Task. Copy each line of the entries below that contains the string "true".

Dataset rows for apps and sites

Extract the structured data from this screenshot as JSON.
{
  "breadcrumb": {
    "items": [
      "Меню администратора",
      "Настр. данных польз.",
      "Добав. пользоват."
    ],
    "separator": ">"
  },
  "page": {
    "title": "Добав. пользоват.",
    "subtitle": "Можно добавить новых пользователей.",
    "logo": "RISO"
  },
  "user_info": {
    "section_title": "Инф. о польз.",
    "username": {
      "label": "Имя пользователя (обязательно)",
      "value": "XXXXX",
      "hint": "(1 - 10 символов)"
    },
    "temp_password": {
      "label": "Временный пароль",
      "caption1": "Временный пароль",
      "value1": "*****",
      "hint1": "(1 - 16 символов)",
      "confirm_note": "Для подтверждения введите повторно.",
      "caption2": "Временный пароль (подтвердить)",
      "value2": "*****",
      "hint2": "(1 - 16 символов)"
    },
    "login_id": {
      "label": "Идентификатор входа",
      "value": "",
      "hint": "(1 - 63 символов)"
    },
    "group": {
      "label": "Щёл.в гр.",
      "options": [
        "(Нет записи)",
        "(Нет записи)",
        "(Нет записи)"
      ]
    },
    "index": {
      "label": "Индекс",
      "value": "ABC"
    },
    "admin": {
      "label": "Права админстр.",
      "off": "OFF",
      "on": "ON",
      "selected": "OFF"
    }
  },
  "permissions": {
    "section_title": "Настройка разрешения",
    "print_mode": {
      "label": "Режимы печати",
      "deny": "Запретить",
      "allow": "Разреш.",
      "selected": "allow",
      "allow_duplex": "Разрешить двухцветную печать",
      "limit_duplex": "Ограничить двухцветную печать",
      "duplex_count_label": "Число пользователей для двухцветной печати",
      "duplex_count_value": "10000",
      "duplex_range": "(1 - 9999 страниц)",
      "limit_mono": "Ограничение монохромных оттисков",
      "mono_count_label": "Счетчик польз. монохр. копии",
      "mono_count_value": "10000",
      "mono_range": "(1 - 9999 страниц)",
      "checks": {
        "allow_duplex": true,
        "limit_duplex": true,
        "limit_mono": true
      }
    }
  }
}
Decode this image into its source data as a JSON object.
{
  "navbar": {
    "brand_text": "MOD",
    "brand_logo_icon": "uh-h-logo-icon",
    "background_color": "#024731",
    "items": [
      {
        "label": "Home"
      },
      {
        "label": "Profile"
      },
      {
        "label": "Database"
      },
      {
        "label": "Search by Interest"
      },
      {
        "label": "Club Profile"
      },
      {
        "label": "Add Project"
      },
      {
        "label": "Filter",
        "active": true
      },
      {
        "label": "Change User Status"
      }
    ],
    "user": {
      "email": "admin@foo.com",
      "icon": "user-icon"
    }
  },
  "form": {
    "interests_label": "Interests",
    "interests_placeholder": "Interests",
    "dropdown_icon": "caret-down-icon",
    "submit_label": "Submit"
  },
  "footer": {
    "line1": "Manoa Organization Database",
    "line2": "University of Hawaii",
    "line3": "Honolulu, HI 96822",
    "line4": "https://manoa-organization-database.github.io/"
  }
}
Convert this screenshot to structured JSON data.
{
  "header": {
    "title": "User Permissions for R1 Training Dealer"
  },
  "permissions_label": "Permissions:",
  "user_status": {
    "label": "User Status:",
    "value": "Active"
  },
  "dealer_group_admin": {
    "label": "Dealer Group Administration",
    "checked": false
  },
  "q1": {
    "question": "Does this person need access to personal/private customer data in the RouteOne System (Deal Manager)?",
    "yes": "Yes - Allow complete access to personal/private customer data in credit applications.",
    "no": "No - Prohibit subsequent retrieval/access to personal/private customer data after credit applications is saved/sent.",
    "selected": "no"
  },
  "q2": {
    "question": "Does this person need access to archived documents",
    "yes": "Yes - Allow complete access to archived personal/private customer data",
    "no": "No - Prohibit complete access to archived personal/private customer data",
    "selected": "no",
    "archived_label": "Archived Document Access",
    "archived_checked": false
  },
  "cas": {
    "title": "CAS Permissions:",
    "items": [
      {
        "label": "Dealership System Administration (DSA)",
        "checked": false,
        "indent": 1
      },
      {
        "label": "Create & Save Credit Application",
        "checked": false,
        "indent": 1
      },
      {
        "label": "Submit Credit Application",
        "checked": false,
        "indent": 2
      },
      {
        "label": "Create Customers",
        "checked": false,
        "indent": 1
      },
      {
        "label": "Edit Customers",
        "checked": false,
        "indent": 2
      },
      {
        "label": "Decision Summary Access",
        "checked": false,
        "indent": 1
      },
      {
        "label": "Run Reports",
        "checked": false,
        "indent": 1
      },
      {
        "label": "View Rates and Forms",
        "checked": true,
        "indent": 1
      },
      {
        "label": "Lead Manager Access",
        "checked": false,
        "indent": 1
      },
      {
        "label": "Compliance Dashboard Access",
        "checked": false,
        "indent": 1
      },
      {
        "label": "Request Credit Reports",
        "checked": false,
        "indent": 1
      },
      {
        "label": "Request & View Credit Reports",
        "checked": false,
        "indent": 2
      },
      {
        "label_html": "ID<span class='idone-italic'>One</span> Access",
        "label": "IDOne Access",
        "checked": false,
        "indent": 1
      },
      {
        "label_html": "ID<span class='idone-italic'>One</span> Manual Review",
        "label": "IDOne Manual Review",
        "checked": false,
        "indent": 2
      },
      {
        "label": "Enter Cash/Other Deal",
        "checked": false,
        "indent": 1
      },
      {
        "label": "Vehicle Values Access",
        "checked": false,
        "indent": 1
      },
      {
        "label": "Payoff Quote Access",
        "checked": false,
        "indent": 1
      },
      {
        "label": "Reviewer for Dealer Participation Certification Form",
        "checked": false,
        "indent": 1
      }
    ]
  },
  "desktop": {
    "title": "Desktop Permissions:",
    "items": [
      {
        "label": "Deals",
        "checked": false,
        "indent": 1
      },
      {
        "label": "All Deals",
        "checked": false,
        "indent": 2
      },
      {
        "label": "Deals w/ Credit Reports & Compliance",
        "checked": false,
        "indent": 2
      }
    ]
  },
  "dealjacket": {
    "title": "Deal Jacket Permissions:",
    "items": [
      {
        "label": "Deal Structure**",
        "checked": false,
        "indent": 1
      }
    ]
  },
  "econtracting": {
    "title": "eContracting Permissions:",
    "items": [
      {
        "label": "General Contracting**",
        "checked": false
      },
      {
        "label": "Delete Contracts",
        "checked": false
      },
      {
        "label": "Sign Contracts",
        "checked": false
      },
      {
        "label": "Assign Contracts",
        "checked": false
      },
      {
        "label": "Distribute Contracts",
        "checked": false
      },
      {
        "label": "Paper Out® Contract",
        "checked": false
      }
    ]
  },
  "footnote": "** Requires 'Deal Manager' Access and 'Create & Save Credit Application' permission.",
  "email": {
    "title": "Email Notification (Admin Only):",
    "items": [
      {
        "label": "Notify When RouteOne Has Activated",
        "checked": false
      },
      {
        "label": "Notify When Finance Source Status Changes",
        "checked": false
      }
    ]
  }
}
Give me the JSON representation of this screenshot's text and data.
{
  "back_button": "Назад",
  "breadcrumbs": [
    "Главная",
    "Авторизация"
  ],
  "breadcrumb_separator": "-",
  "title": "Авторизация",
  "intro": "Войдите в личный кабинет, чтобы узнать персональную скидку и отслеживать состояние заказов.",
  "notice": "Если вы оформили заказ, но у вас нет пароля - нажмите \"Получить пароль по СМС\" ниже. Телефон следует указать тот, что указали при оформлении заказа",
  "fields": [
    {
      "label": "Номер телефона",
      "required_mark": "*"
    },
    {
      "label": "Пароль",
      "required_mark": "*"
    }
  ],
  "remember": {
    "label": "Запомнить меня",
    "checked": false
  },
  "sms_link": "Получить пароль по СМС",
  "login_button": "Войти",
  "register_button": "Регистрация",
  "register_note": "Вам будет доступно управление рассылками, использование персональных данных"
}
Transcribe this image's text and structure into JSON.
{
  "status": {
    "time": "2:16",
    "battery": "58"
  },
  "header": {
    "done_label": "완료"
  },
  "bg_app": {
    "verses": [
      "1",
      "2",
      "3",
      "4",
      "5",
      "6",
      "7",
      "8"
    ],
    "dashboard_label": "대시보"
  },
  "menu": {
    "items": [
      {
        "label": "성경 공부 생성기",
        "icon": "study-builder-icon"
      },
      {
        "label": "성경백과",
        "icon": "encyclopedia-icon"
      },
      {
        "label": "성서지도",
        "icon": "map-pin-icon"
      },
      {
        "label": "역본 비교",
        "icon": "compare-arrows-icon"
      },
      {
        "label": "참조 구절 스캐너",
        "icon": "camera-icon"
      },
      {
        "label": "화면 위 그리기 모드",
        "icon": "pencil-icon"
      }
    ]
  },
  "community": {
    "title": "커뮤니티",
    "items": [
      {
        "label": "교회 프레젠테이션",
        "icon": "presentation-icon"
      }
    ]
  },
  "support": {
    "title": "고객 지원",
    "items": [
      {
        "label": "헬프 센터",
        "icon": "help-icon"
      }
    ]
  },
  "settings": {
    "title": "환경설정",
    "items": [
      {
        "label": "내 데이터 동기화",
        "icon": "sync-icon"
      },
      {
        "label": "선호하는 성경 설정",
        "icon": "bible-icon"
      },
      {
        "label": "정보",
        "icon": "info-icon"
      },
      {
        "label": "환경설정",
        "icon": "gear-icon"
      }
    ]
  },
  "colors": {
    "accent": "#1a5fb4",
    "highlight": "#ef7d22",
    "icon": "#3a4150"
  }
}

Answer to this task.
        "allow_duplex": true,
        "limit_duplex": true,
        "limit_mono": true
        "active": true
        "checked": true,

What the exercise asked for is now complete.